Initial claims for state unemployment benefits totaled a seasonally adjusted 860 000 for the week ended September 12, compared to 893 000 in the prior week, the Labour Department said on Thursday. Economists polled by Reuters had forecast 850 000 applications in the latest week. Claims are more than four times their level at the beginning of the year.
The Federal Reserve on Wednesday kept interest rates near zero, noting that the pandemic “will continue to weigh on economic activity, employment, and inflation in the near term and poses considerable risks to the economic outlook over the medium term.”
Fed Chair Jerome Powell said more fiscal support was likely to be needed, adding that though the labor market has improved “substantially” it was “a long way from maximum employment.”
Reports this week showed a slowdown in retail sales in August, which economists blamed on the reduction in extended unemployment benefits for millions of Americans. Production at factories also cooled last month.
After declining from a record 6.867 million at the end of March as businesses reopened after being shuttered to stem the spread of the coronavirus, claims have flattened, with layoffs spilling over to industries that were not initially impacted by the mandated closures.
A programme to help businesses with wages expired in August, while $25 billion in government assistance for airlines’ payroll expires this month. Last week’s claims covered the period during which the government surveyed businesses for the nonfarm payrolls component of September’s employment report.
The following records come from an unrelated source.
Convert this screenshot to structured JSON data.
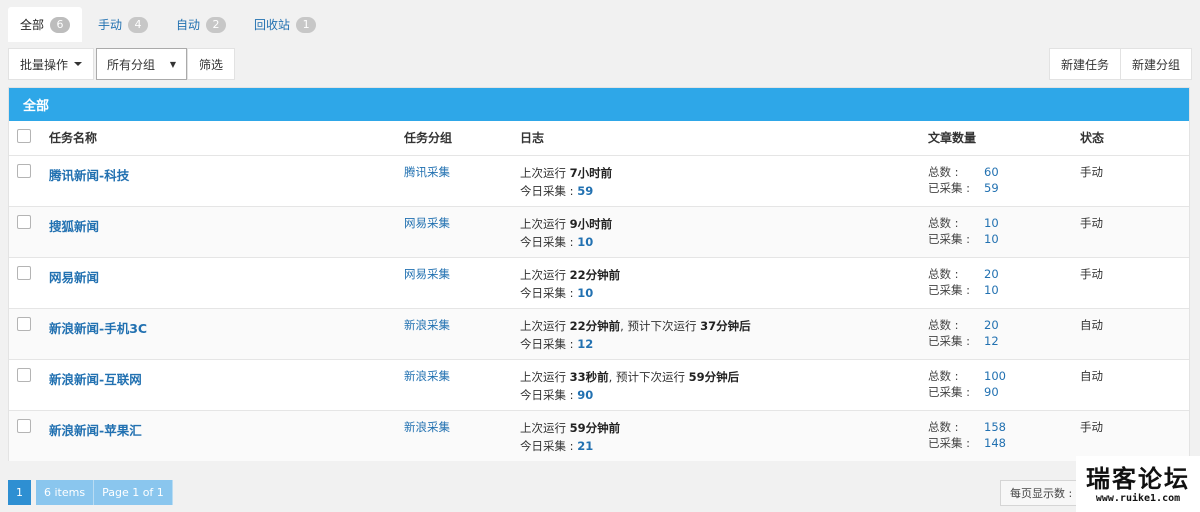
{
  "tabs": [
    {
      "label": "全部",
      "count": "6"
    },
    {
      "label": "手动",
      "count": "4"
    },
    {
      "label": "自动",
      "count": "2"
    },
    {
      "label": "回收站",
      "count": "1"
    }
  ],
  "toolbar": {
    "bulk_label": "批量操作",
    "group_select": "所有分组",
    "filter_label": "筛选",
    "new_task_label": "新建任务",
    "new_group_label": "新建分组"
  },
  "panel": {
    "title": "全部"
  },
  "table": {
    "headers": {
      "name": "任务名称",
      "group": "任务分组",
      "log": "日志",
      "count": "文章数量",
      "status": "状态"
    },
    "labels": {
      "last_run": "上次运行",
      "next_run": ", 预计下次运行",
      "today": "今日采集 :",
      "total": "总数 :",
      "collected": "已采集 :"
    },
    "rows": [
      {
        "name": "腾讯新闻-科技",
        "group": "腾讯采集",
        "last": "7小时前",
        "next": "",
        "today": "59",
        "total": "60",
        "collected": "59",
        "status": "手动"
      },
      {
        "name": "搜狐新闻",
        "group": "网易采集",
        "last": "9小时前",
        "next": "",
        "today": "10",
        "total": "10",
        "collected": "10",
        "status": "手动"
      },
      {
        "name": "网易新闻",
        "group": "网易采集",
        "last": "22分钟前",
        "next": "",
        "today": "10",
        "total": "20",
        "collected": "10",
        "status": "手动"
      },
      {
        "name": "新浪新闻-手机3C",
        "group": "新浪采集",
        "last": "22分钟前",
        "next": "37分钟后",
        "today": "12",
        "total": "20",
        "collected": "12",
        "status": "自动"
      },
      {
        "name": "新浪新闻-互联网",
        "group": "新浪采集",
        "last": "33秒前",
        "next": "59分钟后",
        "today": "90",
        "total": "100",
        "collected": "90",
        "status": "自动"
      },
      {
        "name": "新浪新闻-苹果汇",
        "group": "新浪采集",
        "last": "59分钟前",
        "next": "",
        "today": "21",
        "total": "158",
        "collected": "148",
        "status": "手动"
      }
    ]
  },
  "pagination": {
    "current": "1",
    "items": "6 items",
    "page": "Page 1 of 1",
    "per_page_label": "每页显示数 :"
  },
  "watermark": {
    "main": "瑞客论坛",
    "sub": "www.ruike1.com"
  }
}
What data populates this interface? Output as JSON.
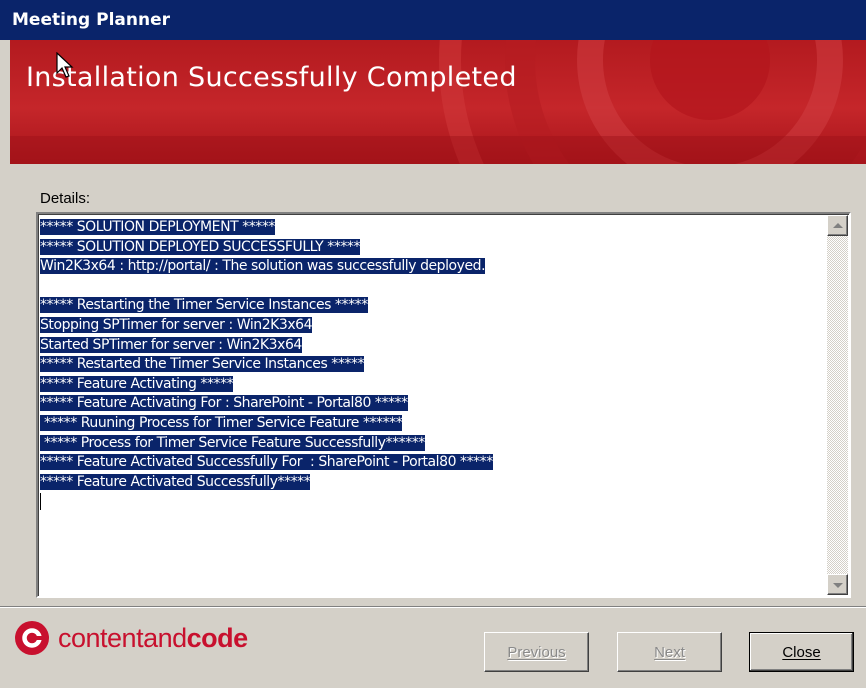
{
  "window": {
    "title": "Meeting Planner"
  },
  "banner": {
    "heading": "Installation Successfully Completed",
    "colors": {
      "primary": "#c5262a",
      "dark": "#a8141a"
    }
  },
  "details": {
    "label": "Details:",
    "lines": [
      "***** SOLUTION DEPLOYMENT *****",
      "***** SOLUTION DEPLOYED SUCCESSFULLY *****",
      "Win2K3x64 : http://portal/ : The solution was successfully deployed.",
      "",
      "***** Restarting the Timer Service Instances *****",
      "Stopping SPTimer for server : Win2K3x64",
      "Started SPTimer for server : Win2K3x64",
      "***** Restarted the Timer Service Instances *****",
      "***** Feature Activating *****",
      "***** Feature Activating For : SharePoint - Portal80 *****",
      " ***** Ruuning Process for Timer Service Feature ******",
      " ***** Process for Timer Service Feature Successfully******",
      "***** Feature Activated Successfully For  : SharePoint - Portal80 *****",
      "***** Feature Activated Successfully*****"
    ],
    "selection_color": "#0a246a"
  },
  "footer": {
    "logo": {
      "text_light": "contentand",
      "text_bold": "code",
      "color": "#c8102e"
    },
    "buttons": {
      "previous": "Previous",
      "next": "Next",
      "close": "Close"
    }
  }
}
The economy created 1.371 million jobs in August after adding 1.734 million in July. About 10.6 million of the 22.2 million jobs lost at the depth of the coronavirus crisis have been recovered.
In the video below, US unemployment rate down to 10.2%: